(Stored items)
Segment Open
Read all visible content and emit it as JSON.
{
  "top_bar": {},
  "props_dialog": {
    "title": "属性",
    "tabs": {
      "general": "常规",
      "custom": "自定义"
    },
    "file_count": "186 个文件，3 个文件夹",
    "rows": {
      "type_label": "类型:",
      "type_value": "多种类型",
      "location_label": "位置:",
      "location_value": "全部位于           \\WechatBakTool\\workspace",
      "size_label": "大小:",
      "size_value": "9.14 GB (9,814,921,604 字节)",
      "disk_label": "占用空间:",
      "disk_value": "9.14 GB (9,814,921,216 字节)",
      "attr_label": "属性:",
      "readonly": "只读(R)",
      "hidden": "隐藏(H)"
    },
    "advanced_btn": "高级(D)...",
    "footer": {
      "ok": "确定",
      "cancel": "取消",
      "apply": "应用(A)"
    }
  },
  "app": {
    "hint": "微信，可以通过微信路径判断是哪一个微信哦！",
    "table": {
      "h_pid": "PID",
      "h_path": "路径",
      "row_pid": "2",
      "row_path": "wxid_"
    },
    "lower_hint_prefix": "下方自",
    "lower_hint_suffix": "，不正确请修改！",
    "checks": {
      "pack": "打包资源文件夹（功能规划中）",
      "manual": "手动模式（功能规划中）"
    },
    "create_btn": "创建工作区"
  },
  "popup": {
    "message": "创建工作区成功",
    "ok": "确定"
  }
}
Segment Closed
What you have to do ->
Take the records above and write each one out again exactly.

The completed task ->
Read all visible content and emit it as JSON.
{
  "top_bar": {},
  "props_dialog": {
    "title": "属性",
    "tabs": {
      "general": "常规",
      "custom": "自定义"
    },
    "file_count": "186 个文件，3 个文件夹",
    "rows": {
      "type_label": "类型:",
      "type_value": "多种类型",
      "location_label": "位置:",
      "location_value": "全部位于           \\WechatBakTool\\workspace",
      "size_label": "大小:",
      "size_value": "9.14 GB (9,814,921,604 字节)",
      "disk_label": "占用空间:",
      "disk_value": "9.14 GB (9,814,921,216 字节)",
      "attr_label": "属性:",
      "readonly": "只读(R)",
      "hidden": "隐藏(H)"
    },
    "advanced_btn": "高级(D)...",
    "footer": {
      "ok": "确定",
      "cancel": "取消",
      "apply": "应用(A)"
    }
  },
  "app": {
    "hint": "微信，可以通过微信路径判断是哪一个微信哦！",
    "table": {
      "h_pid": "PID",
      "h_path": "路径",
      "row_pid": "2",
      "row_path": "wxid_"
    },
    "lower_hint_prefix": "下方自",
    "lower_hint_suffix": "，不正确请修改！",
    "checks": {
      "pack": "打包资源文件夹（功能规划中）",
      "manual": "手动模式（功能规划中）"
    },
    "create_btn": "创建工作区"
  },
  "popup": {
    "message": "创建工作区成功",
    "ok": "确定"
  }
}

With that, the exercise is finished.